The alarming trend of teens (and even adults) streaming their suicides on Facebook Live and social media is a growing, disturbing phenomenon.  Statistics already indicate that teen suicide is the third leading cause of deaths for 15 to 24 year old’s according to the Centers for Disease Control and Prevention (CDC).

Where once, severely troubled teens took their lives in seclusion, now social media has introduced an avenue for sharing their tragic life ending acts to virtually hundreds if not millions of people. What is perpetuating this?

According to the American Psychological Association, teen suicide is preventable. This position begs the question as to why suffering  teens continue to see suicide as the last resort in reacting to their life’s problems. And further, why use social media to broadcast it?

The role of social media in nearly every teens life today is crowding out the direct, deep, and personal relationships with parents and family members. Socializing in a virtual manner is creating a void with in-person relationships and teens are blazing the trails in this new world of relationships.

William Dorfman, a psychology professor at Nova Southeastern University says, “Everything now is published online and shared through friends. [The suicide] is a tragic thing but from a psychological point of view, I would see this as in some way a desperate communication for the pain this kid obviously had been experiencing.”

Tips from

Parents must lead their families in the role of meaningful and in-person communications with each of their children on a daily basis. Communication through devices should not be the only or primary way communication is carried out:

Do you talk face to face with your children on a daily basis?

All to often convenience and competing priorities determine the type, amount, and quality of our conversations with our kids. Using device technology to communicate should never replace the personal and intimate moments you share with your kids in a one on one conversation. Person to person reveals so much more in terms of feelings and emotions because of the critical component of non-verbal queues that portray the real story behind the words.

Does your conversations include topics that are important to your child?

It can be challenging to take the time and talk about life with our kids. Many times our conversations are focused on responsibilities, instructions, and even disagreements and arguments. Think about your last three conversations with your child or teen. What was your conversations based on? Them doing something they shouldn’t or not doing something they should? Conveying instructions or mandates, “laying down the law”? Status reporting; where you are asking questions and gathering information to incorporate information into your to-do’s and schedule?

Take time to discuss topics with your child(ren) that are important to them. Many times  they are struggling with social relationships at school, pressures of homework or grades, conflicts with teachers, and simply decision-making challenges about who they are and what they want to do and be in life. Some great leading questions you can ask to spur on a deeper conversation are:

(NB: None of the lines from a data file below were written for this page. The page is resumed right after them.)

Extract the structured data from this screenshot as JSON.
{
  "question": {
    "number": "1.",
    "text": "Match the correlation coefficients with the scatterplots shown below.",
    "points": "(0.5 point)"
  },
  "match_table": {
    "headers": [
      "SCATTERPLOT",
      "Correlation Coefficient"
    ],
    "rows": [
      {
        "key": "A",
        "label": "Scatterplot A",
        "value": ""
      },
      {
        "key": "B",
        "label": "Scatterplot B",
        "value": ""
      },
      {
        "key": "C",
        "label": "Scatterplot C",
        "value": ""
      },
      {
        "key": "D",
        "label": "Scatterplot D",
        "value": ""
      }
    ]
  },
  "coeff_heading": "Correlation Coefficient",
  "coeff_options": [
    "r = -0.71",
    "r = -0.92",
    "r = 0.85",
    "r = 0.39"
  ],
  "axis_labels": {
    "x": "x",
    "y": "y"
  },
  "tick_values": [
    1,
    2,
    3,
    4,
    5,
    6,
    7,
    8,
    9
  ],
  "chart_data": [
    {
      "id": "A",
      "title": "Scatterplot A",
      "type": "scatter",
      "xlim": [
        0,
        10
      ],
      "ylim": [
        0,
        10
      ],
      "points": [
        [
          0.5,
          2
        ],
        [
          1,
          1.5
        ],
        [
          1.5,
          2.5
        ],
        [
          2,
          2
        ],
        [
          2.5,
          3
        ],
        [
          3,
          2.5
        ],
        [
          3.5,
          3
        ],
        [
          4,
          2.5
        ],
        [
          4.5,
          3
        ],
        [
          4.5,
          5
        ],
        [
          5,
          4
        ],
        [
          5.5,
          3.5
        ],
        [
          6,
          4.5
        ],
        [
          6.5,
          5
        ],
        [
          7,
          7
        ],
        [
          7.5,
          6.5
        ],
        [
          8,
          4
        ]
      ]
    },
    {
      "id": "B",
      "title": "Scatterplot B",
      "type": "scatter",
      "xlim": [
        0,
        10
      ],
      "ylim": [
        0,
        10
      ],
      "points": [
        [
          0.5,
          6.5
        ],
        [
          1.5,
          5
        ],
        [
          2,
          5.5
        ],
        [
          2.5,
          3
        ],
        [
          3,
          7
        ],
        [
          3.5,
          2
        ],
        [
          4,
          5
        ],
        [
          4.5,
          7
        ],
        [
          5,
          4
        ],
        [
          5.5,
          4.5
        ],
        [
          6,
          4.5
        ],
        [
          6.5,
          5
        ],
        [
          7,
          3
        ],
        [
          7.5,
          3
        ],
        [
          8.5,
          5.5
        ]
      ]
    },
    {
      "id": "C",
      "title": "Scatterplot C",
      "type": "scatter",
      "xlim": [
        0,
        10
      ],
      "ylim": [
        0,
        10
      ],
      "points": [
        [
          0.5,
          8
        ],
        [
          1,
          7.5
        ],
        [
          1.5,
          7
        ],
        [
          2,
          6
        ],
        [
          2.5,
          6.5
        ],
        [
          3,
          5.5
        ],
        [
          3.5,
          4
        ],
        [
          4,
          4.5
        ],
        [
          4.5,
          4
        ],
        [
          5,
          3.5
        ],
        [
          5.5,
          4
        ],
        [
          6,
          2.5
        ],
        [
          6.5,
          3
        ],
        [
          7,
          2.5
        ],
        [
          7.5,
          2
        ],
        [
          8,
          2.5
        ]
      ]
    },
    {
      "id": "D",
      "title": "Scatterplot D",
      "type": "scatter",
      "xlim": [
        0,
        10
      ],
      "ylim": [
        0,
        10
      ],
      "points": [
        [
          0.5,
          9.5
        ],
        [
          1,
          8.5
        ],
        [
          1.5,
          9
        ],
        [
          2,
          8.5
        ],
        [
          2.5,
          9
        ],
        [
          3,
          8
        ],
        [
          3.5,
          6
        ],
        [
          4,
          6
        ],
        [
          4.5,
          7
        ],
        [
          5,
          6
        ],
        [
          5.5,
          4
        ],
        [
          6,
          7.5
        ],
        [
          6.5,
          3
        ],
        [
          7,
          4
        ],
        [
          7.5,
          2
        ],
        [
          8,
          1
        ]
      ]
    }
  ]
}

  • Who in your class do you really enjoy spending time with?
  • What do you really like about  your best friend?
  • Which of your teachers seems to be the most good at their job? What things do they do that makes you think that?
  • If you could re-organize your room any way you wanted, how would  you do it and what furniture would you put in it?
  • If you could follow anyone around for a day to see what they do for a living who would it be?
  • If you could take a vacation anywhere, where would it be and who would you want to take with you?
  • What do you like the most about our family? What is something our family should do a better job at?

Do your conversations shed light on the emotional state of your child(ren)?

In the previous section, I shared some open ended questions that have the potential to reveal some true emotions and thoughts from your child’s point of view. Making time for probing questions that break-through the surface responses will provide some immediate indications as to the emotional health and well-being of your child. Don’t let your child off easy by avoiding responses that require more than a “yes” or “no” and avoid questions that illicit that type of reply. Calmly take time to re-assert the question in a different way. Approach each conversation with one goal, to learn something new about  your child.

Linking this back to the title, “Why are kids committing suicide on Facebook Live”. My opinion is two-fold. First, it may be because it is their most utilized form of communication and for them, it is the channel they have learned to use to share their thoughts and feelings thus far in life. It is also a non-intrusive and passive means to demonstrating their need for help. What is tragic in these disheartening examples of a permanent loss of a precious life is that communicating this level of pain and surrender is virtual and reacting to and preventing it is nearly impossible in the midst of carrying it out.

Secondly, it indicates a critical need for parents to implement better communications techniques that eliminate the wondering and assumptions regarding the emotional health and well-being of your child. There are several indicators to suicidal tendencies and it is the parents responsibility to know what these tendencies are and then develop consistent patterns of person to person communications to evaluate your child’s thoughts and feelings that could indicate a possible risk.

Our children are worth or time!